Cornell University and the city of Ithaca will be tried for negligence based on premises liability for wrongful death related to a student’s fatal leap from a bridge into a deep gorge on campus, a federal judge ruled.
Judge David Hurd (See Profile) also said the family of Bradley Ginsburg may pursue its claim against Cornell for personal injuries/conscious pain and suffering when Ginsburg v. City of Ithaca, 5:11-cv-1374, goes to trial in the Northern District.
The suit centers on whether the proper steps were taken to prevent student suicides when the Thurston Avenue Bridge was renovated in 2006 and 2007. The plaintiffs argue that the rebuilding of the bridge, from which Ginsburg leapt to his death in February 2010, gave the school and the city the perfect opportunity to redesign the span to deter jumpers.
“In light of the documented history of suicides on or near Cornell’s campus, especially those incidents involving the bridges and gorges, a reasonable juror could conclude that further suicide attempts from the Thurston Avenue Bridge were likely to occur and foreseeable,” Hurd wrote from Utica.

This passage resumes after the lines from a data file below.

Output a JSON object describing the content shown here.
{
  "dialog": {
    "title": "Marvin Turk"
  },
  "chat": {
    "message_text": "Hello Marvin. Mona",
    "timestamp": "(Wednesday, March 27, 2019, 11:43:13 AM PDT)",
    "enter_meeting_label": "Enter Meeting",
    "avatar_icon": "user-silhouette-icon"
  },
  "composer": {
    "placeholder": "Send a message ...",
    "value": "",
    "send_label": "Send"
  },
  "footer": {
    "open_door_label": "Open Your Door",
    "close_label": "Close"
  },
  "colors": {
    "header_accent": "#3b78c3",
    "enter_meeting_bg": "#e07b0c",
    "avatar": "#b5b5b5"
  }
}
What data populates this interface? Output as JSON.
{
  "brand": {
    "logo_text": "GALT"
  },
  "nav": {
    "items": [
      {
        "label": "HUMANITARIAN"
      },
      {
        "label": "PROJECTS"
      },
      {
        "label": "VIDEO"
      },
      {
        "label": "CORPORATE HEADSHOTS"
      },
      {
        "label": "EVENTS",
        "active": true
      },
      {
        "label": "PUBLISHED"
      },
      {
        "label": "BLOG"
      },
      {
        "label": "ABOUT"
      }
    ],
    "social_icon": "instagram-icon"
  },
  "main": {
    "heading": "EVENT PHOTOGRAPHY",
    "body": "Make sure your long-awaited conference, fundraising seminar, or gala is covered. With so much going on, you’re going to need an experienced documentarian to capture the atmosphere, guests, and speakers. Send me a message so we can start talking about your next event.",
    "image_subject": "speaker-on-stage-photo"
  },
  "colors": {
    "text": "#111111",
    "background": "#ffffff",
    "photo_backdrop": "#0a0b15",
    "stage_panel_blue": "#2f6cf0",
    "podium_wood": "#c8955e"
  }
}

Between 1990 and 2010, 27 people killed themselves by jumping into Cornell’s gorges. Following six suicides in the 2009-10 school year, Cornell installed higher fences along the seven bridges and netting beneath them and, according to Hurd’s ruling, no suicides have occurred since.
Bradley Ginsburg’s father, attorney Howard Ginsburg of Boca Raton, Fla., is representing the Ginsburg family along with Kenneth McCallion of McCallion & Associates of Manhattan.
David Twichell of the Law Office of Theresa Puleo of Syracuse is representing Ithaca and Nelson Roth of the Office of University Counsel at Cornell is lead attorney for the college.